Here we describe several services that meet some of the needs of the donors we described in the previous section. We take a broad view that includes options from outside the charity sector.
Sites such as The Big Give focus on helping individual donors find individual projects, allowing donors to search for projects typically by keywords, type of cause and location. The main appeal is that donors can discover projects that are a good fit for their personal values and interests, implying a close relationship between a charity and its supporters.
JustGiving and similar services serve as payment collectors for charities. Generally, any charity can register with the site, and any individual can register a fundraising page for that charity. They either take a cut of each payment or charge a flat fee, justified by them making the fundraising process streamlined and easy to use, and handling payments. This is a compelling and popular option when collecting money.

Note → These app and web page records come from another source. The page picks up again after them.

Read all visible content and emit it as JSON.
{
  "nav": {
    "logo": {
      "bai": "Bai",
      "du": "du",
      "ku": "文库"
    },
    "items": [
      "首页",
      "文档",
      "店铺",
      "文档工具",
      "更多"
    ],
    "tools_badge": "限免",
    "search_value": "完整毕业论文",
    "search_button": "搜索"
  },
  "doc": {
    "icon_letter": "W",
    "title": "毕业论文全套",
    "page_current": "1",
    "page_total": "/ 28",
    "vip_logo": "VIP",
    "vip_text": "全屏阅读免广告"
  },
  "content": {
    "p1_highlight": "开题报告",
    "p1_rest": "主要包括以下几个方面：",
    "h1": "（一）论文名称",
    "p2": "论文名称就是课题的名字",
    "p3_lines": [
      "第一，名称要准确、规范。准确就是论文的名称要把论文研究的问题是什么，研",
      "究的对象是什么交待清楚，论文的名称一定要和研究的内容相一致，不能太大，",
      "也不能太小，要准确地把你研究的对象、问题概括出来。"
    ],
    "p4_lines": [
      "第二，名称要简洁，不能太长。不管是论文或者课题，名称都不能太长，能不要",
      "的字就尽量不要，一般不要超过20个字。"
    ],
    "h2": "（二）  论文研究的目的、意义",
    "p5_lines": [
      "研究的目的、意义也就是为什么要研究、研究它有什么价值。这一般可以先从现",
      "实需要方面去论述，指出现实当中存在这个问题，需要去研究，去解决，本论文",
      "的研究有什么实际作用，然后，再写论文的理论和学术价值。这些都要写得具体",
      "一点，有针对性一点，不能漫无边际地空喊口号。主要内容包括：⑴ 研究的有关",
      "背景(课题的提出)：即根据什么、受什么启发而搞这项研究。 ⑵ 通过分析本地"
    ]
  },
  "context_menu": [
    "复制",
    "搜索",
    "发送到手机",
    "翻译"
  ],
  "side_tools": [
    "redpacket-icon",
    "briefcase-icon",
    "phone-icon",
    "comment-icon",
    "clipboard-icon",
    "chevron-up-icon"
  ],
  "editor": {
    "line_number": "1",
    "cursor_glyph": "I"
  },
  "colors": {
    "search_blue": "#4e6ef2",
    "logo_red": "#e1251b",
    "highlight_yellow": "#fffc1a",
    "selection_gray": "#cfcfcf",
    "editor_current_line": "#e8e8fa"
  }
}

Several branches of government deal with areas of charity. The Department for International Development (DFID) manages the UK’s aid budget. The Department for Work and Pensions (DWP) manages the system of domestic benefits, which plays a major role in addressing homelessness, unemployment and disability. The tax-funded National Health Service is the sole health provider for most UK citizens, with almost all essential services provided free of charge to users.
These entities receive their funding from government revenue. It is uncommon but possible for individuals to overpay taxes or donate to the government, and individuals making high-value contributions may be able to make stipulations about where their contributions should be used – but in general there is no ring-fencing of funds to protect welfare and aid budgets from changes in government priorities.
Lotteries are a major source of grant funding for a wide range of community organisations and projects. The National Lottery is licensed by the government, overseen by the UK Gambling Commission, and encouraged to operate independently. The “donor” in this case is considered to be primarily a consumer of the lottery game offered, and has no input into how grants are distributed.
Some organisations provide a system to take employee donations directly out of salary. Employees may prefer this over managing their giving directly from their own accounts, or may use the opportunity to give collectively to causes. Some systems allow donations to any charity, or it may be limited by the system supplier or the organisation.
Organisations such as Rotary clubs bring together local members as donors and support local community projects and causes, as well as any of their members in need, and some more general causes. Demonstrable impact of some grants is of high importance. The local organisations may join together to form a national network, united by a shared ethos or leadership. Some religious organisations operate similarly. At a smaller and narrower scale, supermarkets and businesses also look to make contributions to local or special-interest causes.
Websites such as Kiva enable individuals and businesses to provide capital for low-interest loans to small-scale businesses in developing countries, which might be an effective alternative to aid and direct service-provision.
Going one step further than low-interest loans, there is active research into the relative efficacy of making unconditional grants to individuals and families in developing countries. While not currently under consideration in the UK, several countries have discussed and trialled the related idea of providing a government-organised national income to all citizens.
Comic Relief is for most intents and purposes a normal charity with a focus on tackling poverty, but has a special relationship with UK culture, resulting in an annual event supported by national media.
BBC Radio 4 reserves a number of short programming slots each week for its charity appeal. 3-minute slots are used to highlight the work of the week’s charity. Radio 4 selects a different charity each week, 49 in a year, and manages donations from its listeners, also allowing listeners to set up a regular donation to be split evenly between all charities. This raises approximately £1m each year.